§ **Action item**
Each line in the records that mentions the word "data" needs to be listed.

§ **Information provided**
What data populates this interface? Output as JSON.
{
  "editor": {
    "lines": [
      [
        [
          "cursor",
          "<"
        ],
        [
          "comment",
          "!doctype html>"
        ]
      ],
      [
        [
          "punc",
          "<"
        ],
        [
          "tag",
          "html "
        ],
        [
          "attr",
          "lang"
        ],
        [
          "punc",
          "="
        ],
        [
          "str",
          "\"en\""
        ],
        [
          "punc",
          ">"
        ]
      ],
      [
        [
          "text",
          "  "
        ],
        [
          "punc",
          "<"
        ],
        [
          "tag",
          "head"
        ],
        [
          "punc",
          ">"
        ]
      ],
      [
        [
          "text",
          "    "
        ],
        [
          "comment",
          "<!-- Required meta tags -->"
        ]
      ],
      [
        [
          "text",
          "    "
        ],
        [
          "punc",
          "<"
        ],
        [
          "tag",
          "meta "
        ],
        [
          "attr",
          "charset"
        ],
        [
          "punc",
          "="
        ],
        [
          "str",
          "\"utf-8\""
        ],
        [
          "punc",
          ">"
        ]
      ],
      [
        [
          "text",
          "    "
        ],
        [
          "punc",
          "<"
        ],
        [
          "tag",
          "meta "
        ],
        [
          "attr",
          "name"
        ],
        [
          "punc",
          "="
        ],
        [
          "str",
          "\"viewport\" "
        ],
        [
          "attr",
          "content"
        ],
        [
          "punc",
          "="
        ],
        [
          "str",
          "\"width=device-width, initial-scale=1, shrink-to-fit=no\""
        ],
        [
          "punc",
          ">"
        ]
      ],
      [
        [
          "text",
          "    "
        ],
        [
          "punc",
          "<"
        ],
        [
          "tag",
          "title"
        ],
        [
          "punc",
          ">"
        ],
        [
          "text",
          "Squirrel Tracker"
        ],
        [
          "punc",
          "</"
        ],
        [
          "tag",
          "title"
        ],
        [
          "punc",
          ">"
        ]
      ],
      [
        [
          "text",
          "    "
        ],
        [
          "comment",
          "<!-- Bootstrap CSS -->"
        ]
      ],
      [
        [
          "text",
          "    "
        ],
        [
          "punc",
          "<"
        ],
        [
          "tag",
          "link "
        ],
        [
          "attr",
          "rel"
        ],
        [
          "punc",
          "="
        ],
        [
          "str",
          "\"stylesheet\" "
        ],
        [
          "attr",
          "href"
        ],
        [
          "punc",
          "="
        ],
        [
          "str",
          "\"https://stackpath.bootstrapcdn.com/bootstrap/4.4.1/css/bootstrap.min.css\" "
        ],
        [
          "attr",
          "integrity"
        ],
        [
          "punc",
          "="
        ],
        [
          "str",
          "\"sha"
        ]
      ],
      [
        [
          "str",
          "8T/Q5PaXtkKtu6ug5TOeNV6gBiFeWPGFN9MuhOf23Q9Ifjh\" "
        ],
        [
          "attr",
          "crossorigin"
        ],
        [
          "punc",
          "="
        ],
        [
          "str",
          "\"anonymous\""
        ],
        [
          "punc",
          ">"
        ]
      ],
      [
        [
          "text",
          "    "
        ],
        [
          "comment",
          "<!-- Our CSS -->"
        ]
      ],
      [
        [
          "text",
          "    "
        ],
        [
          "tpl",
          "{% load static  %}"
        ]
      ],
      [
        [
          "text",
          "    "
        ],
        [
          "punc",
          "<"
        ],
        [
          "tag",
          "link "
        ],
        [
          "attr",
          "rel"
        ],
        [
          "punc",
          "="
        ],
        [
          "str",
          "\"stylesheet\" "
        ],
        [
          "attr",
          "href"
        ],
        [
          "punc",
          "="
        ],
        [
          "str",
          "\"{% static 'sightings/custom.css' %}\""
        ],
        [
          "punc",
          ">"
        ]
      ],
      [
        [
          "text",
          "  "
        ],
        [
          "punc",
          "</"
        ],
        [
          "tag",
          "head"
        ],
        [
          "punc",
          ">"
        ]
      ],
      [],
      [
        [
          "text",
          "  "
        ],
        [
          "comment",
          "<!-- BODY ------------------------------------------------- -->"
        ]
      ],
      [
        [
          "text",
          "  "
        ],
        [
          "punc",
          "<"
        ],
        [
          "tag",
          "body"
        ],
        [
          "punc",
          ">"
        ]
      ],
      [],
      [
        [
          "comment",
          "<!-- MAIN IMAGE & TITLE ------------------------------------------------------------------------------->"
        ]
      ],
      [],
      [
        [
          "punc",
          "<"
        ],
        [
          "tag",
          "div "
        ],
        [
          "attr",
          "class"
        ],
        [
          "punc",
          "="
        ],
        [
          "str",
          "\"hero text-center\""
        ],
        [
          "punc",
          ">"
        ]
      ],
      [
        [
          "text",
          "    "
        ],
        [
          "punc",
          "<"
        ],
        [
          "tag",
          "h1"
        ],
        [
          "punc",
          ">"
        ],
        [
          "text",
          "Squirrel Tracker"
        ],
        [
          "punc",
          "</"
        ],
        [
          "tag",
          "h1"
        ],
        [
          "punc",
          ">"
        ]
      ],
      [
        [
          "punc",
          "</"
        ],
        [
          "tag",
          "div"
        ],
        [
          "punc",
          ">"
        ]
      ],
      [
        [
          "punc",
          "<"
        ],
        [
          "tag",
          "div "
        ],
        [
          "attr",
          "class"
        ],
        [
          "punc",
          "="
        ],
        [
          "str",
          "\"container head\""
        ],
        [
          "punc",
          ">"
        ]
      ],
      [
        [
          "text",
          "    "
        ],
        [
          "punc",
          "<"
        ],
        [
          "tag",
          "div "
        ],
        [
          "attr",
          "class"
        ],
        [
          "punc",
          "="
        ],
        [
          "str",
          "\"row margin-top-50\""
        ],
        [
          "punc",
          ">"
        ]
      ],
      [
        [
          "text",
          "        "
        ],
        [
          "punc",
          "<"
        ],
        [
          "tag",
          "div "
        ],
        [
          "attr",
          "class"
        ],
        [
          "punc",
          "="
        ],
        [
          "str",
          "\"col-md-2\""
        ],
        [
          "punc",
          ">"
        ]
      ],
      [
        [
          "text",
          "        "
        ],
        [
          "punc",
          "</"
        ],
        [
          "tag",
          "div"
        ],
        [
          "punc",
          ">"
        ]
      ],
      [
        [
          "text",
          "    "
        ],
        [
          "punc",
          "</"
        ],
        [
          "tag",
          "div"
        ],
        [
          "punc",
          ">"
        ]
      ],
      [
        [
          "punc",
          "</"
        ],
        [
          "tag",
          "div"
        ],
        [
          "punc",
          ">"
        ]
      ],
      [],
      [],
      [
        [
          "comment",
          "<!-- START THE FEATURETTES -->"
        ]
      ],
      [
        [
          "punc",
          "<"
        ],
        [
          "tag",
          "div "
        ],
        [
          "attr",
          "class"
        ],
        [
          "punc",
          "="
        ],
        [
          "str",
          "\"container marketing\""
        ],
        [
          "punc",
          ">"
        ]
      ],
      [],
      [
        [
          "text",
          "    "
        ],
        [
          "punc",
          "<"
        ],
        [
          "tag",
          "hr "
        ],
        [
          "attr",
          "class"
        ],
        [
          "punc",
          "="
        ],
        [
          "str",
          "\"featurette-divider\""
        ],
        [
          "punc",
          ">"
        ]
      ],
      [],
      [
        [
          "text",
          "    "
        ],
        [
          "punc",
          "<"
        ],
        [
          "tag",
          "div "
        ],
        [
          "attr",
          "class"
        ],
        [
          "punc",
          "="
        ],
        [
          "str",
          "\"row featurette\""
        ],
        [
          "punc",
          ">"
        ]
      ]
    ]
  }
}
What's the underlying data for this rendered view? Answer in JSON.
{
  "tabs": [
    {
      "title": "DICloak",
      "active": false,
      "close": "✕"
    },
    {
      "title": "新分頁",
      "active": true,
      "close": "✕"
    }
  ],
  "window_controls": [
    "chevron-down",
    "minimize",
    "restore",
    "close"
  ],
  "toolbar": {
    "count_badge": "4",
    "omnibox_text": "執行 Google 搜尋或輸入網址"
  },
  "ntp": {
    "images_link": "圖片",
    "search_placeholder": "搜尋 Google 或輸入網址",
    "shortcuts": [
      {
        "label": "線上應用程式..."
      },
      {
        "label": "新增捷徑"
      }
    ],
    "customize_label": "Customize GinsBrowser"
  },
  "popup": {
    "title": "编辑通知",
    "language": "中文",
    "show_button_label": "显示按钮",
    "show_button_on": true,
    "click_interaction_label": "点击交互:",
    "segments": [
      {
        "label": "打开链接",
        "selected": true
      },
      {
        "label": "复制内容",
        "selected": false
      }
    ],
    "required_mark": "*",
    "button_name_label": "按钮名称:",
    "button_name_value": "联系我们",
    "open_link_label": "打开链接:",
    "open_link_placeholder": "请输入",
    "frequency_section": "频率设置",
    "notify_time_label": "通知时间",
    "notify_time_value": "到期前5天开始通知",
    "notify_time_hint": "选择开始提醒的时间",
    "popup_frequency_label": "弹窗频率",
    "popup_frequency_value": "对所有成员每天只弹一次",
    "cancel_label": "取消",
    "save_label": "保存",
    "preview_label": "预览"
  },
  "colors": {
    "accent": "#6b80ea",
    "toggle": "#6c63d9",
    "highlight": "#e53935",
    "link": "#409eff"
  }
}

§ **Answer for this exercise**
What data populates this interface? Output as JSON.
What's the underlying data for this rendered view? Answer in JSON.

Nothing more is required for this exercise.